**Your assignment:** Among the lines of this listing, count those that include "structured" and state the count by itself.
----- Provided data
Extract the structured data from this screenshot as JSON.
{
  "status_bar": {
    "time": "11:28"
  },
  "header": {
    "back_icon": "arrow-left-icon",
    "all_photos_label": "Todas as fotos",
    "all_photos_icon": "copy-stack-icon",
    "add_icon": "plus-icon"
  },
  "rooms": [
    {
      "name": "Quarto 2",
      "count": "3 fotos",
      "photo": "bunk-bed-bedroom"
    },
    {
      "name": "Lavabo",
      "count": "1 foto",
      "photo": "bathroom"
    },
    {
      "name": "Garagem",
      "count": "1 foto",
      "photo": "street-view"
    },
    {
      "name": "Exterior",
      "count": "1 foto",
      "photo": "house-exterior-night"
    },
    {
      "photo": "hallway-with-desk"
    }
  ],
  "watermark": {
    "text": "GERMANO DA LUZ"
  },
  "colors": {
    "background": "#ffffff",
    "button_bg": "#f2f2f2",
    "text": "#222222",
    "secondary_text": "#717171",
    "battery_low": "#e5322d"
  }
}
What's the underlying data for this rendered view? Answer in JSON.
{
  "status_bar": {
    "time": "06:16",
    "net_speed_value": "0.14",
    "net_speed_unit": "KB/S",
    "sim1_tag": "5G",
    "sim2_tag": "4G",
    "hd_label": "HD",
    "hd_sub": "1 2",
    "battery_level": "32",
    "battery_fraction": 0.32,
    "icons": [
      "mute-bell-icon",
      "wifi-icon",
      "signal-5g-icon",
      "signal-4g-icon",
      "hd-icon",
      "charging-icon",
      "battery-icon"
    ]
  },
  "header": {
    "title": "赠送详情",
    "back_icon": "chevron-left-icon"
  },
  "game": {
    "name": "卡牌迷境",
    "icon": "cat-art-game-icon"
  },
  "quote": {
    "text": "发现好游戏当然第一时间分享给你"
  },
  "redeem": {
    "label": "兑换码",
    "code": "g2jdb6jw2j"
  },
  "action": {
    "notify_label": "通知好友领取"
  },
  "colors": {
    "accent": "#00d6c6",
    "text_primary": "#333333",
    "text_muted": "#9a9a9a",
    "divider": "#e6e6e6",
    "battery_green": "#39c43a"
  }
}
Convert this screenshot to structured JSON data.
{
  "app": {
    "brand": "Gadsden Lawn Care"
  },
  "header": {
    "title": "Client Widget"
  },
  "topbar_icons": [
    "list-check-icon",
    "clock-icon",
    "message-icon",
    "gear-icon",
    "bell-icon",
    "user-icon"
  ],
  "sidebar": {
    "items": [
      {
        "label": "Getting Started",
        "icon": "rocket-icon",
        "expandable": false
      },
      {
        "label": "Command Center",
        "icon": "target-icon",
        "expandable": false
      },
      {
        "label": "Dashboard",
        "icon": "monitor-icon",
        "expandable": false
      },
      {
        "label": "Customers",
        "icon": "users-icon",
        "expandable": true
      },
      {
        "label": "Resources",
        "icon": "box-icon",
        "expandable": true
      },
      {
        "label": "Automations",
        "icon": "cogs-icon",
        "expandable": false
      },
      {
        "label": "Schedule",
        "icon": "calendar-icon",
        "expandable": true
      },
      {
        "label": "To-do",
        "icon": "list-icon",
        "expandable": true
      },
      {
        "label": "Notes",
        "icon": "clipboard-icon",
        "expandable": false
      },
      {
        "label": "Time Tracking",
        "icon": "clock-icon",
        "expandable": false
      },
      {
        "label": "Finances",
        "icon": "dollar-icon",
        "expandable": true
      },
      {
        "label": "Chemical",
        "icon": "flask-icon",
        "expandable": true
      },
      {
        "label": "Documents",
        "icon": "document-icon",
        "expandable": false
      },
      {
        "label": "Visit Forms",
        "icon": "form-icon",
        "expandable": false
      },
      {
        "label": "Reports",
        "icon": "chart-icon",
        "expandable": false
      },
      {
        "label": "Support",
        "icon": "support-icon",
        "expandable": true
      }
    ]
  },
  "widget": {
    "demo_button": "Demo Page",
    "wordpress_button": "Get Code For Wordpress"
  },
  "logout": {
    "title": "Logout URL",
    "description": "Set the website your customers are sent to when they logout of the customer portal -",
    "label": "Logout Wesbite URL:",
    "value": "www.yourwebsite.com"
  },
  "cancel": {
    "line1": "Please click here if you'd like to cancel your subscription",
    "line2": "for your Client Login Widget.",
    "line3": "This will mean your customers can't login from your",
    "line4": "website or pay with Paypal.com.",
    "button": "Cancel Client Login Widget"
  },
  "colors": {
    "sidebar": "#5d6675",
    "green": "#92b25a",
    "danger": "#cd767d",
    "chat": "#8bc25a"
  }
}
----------
**Solution:** 2